**YOUR INSTRUCTIONS**
Give the listing again word for word. Leave every image out.

**DATA TO EXAMINE**
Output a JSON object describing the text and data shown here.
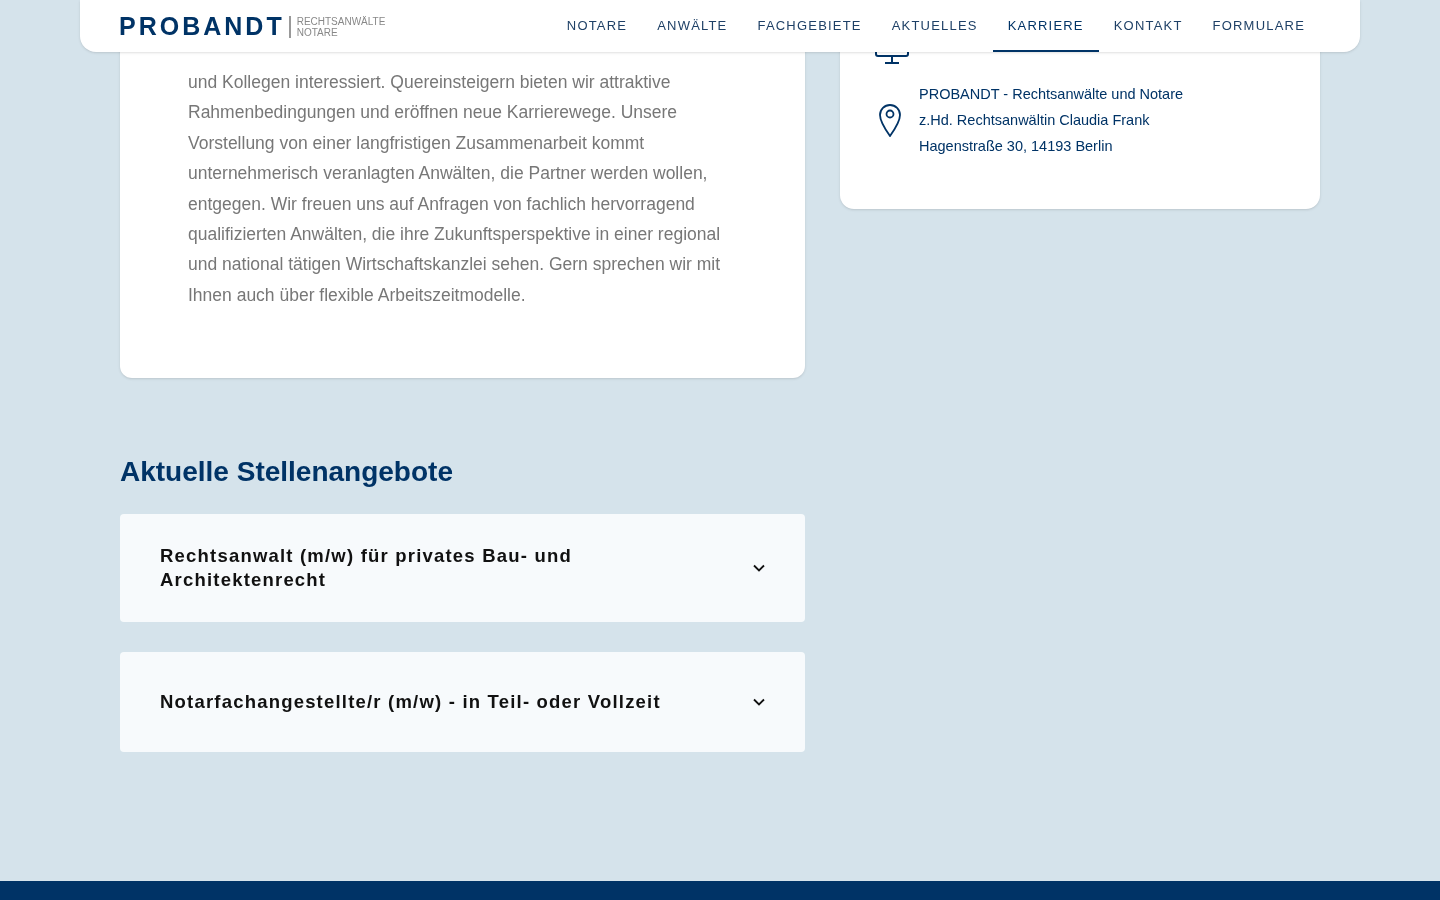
{
  "header": {
    "logo": {
      "name": "PROBANDT",
      "tagline": [
        "RECHTSANWÄLTE",
        "NOTARE"
      ]
    },
    "nav": [
      {
        "label": "NOTARE",
        "selected": false
      },
      {
        "label": "ANWÄLTE",
        "selected": false
      },
      {
        "label": "FACHGEBIETE",
        "selected": false
      },
      {
        "label": "AKTUELLES",
        "selected": false
      },
      {
        "label": "KARRIERE",
        "selected": true
      },
      {
        "label": "KONTAKT",
        "selected": false
      },
      {
        "label": "FORMULARE",
        "selected": false
      }
    ]
  },
  "intro_card": {
    "paragraph": "und Kollegen interessiert. Quereinsteigern bieten wir attraktive Rahmenbedingungen und eröffnen neue Karrierewege. Unsere Vorstellung von einer langfristigen Zusammenarbeit kommt unternehmerisch veranlagten Anwälten, die Partner werden wollen, entgegen. Wir freuen uns auf Anfragen von fachlich hervorragend qualifizierten Anwälten, die ihre Zukunftsperspektive in einer regional und national tätigen Wirtschaftskanzlei sehen. Gern sprechen wir mit Ihnen auch über flexible Arbeitszeitmodelle."
  },
  "contact_card": {
    "address_lines": [
      "PROBANDT - Rechtsanwälte und Notare",
      "z.Hd. Rechtsanwältin Claudia Frank",
      "Hagenstraße 30, 14193 Berlin"
    ]
  },
  "jobs": {
    "heading": "Aktuelle Stellenangebote",
    "items": [
      {
        "title": "Rechtsanwalt (m/w) für privates Bau- und Architektenrecht",
        "expanded": false
      },
      {
        "title": "Notarfachangestellte/r (m/w) - in Teil- oder Vollzeit",
        "expanded": false
      }
    ]
  }
}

**WRITTEN ANSWER**
Output a JSON object describing the text and data shown here.
{
  "header": {
    "logo": {
      "name": "PROBANDT",
      "tagline": [
        "RECHTSANWÄLTE",
        "NOTARE"
      ]
    },
    "nav": [
      {
        "label": "NOTARE",
        "selected": false
      },
      {
        "label": "ANWÄLTE",
        "selected": false
      },
      {
        "label": "FACHGEBIETE",
        "selected": false
      },
      {
        "label": "AKTUELLES",
        "selected": false
      },
      {
        "label": "KARRIERE",
        "selected": true
      },
      {
        "label": "KONTAKT",
        "selected": false
      },
      {
        "label": "FORMULARE",
        "selected": false
      }
    ]
  },
  "intro_card": {
    "paragraph": "und Kollegen interessiert. Quereinsteigern bieten wir attraktive Rahmenbedingungen und eröffnen neue Karrierewege. Unsere Vorstellung von einer langfristigen Zusammenarbeit kommt unternehmerisch veranlagten Anwälten, die Partner werden wollen, entgegen. Wir freuen uns auf Anfragen von fachlich hervorragend qualifizierten Anwälten, die ihre Zukunftsperspektive in einer regional und national tätigen Wirtschaftskanzlei sehen. Gern sprechen wir mit Ihnen auch über flexible Arbeitszeitmodelle."
  },
  "contact_card": {
    "address_lines": [
      "PROBANDT - Rechtsanwälte und Notare",
      "z.Hd. Rechtsanwältin Claudia Frank",
      "Hagenstraße 30, 14193 Berlin"
    ]
  },
  "jobs": {
    "heading": "Aktuelle Stellenangebote",
    "items": [
      {
        "title": "Rechtsanwalt (m/w) für privates Bau- und Architektenrecht",
        "expanded": false
      },
      {
        "title": "Notarfachangestellte/r (m/w) - in Teil- oder Vollzeit",
        "expanded": false
      }
    ]
  }
}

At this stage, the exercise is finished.